Never eat cake, eat salad sandwiches and remain young = Necessary - a word that many people miss-spell.
So if you can try and learn a set of information by assigning a clever, more memorable phrase, you’ll find it easier to recall the information when it’s needed. Just don’t forget your mnemonic.
5. Practical experience
There’s nothing like hands on experience to make theories and subjects stick. If you can, try out a subject in real life. For example, if you’re studying budgeting, try and do a household budget for real, and you’ll see how to balance income and outgoings, and see just how much you’re spending. It sounds really obvious, but doing things means you’ll have experience to draw on in the exam. Theories will be more “real” and not just words in a text book.
6. Smells help you remember
Have you ever smelt something and it’s brought back a vivid memory? Well how about trying that when you’re studying. When studying for a particular exam, say bookkeeping, dab on your wrist something that smells distinctive, like a particular perfume or cologne. Then wear that same smell during your bookkeeping exam. You’ll be amazed how much more the brain recalls when it’s associated with a smell. Try using different scents for different subjects, and wear the relevant scent when sitting the exam.
7. Pictures are worth a thousand words
If you’ve got an artistic streak, try and draw the concept you’re learning about. Images have a much longer lasting effect than words on a page. Even a flow chart or diagram can help with information recall. Even a spider diagram can change the way you look at a subject. Then when you need to remember a particular piece of information, you remember where it was on the page and that jolts your memory of what it was about.

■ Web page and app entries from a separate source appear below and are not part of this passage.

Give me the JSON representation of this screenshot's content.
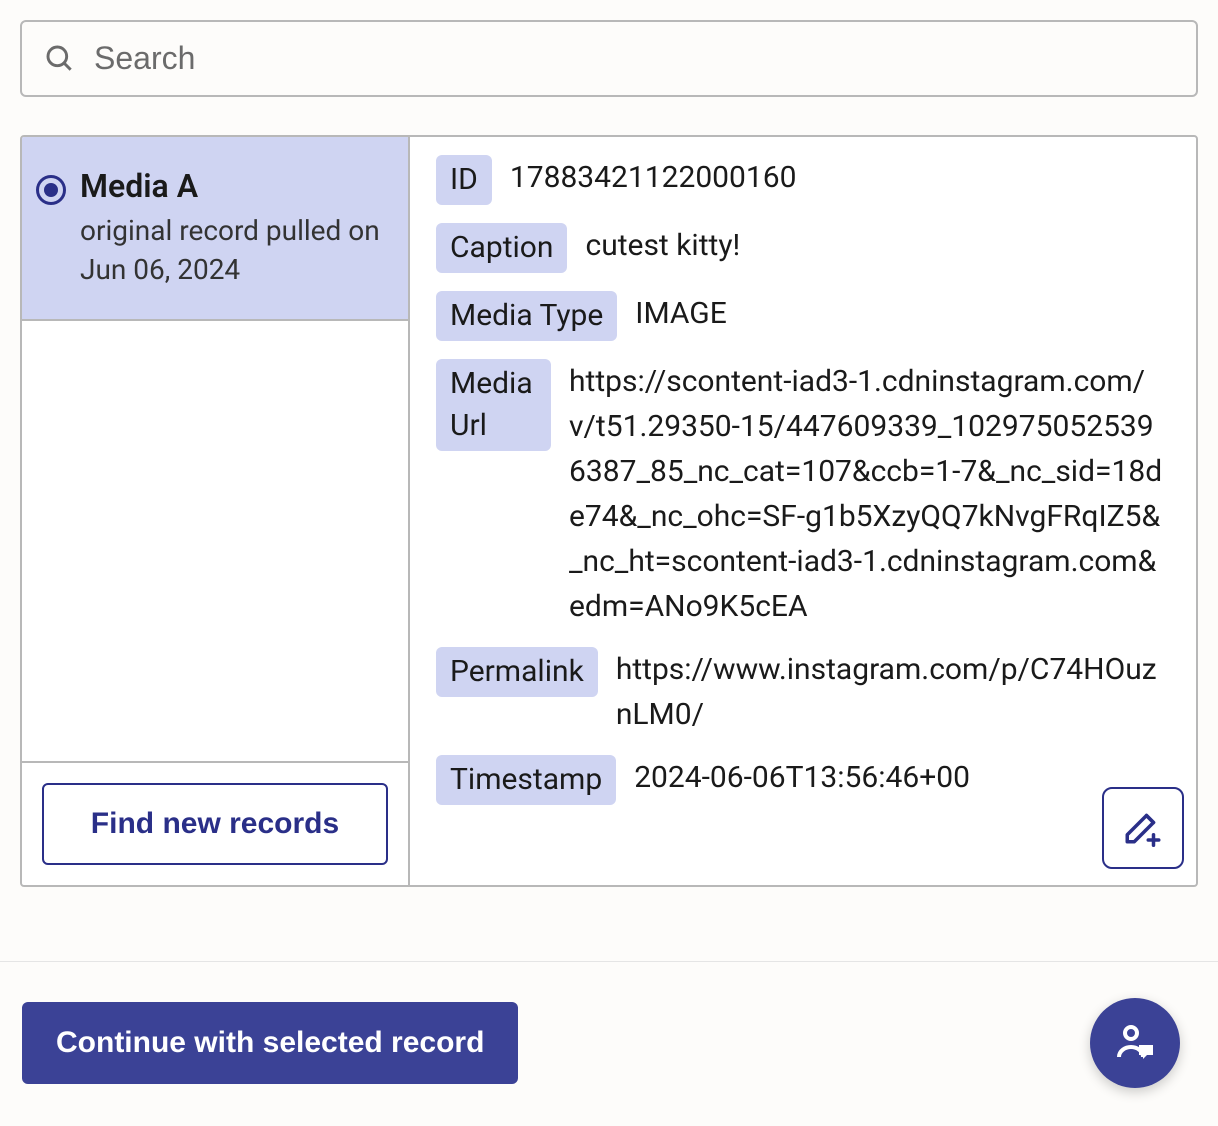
{
  "search": {
    "placeholder": "Search"
  },
  "records": [
    {
      "title": "Media A",
      "subtitle": "original record pulled on Jun 06, 2024",
      "selected": true
    }
  ],
  "left": {
    "find_label": "Find new records"
  },
  "details": {
    "fields": [
      {
        "label": "ID",
        "value": "17883421122000160"
      },
      {
        "label": "Caption",
        "value": "cutest kitty!"
      },
      {
        "label": "Media Type",
        "value": "IMAGE"
      },
      {
        "label": "Media Url",
        "value": "https://scontent-iad3-1.cdninstagram.com/v/t51.29350-15/447609339_1029750525396387_85_nc_cat=107&ccb=1-7&_nc_sid=18de74&_nc_ohc=SF-g1b5XzyQQ7kNvgFRqIZ5&_nc_ht=scontent-iad3-1.cdninstagram.com&edm=ANo9K5cEA"
      },
      {
        "label": "Permalink",
        "value": "https://www.instagram.com/p/C74HOuznLM0/"
      },
      {
        "label": "Timestamp",
        "value": "2024-06-06T13:56:46+00"
      }
    ]
  },
  "bottom": {
    "continue_label": "Continue with selected record"
  },
  "colors": {
    "accent": "#3b4296",
    "label_bg": "#cfd4f2"
  }
}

Just having the right resources can really help you structure your learning and aid memory recall. Whether that’s just the study text, or a combination of pocket notes, revision cards, mock exams and videos. We all learn differently and memory recall is just the same. Whatever works for you might not be the same as anyone else. Try out a few different techniques and see what the right method is for you.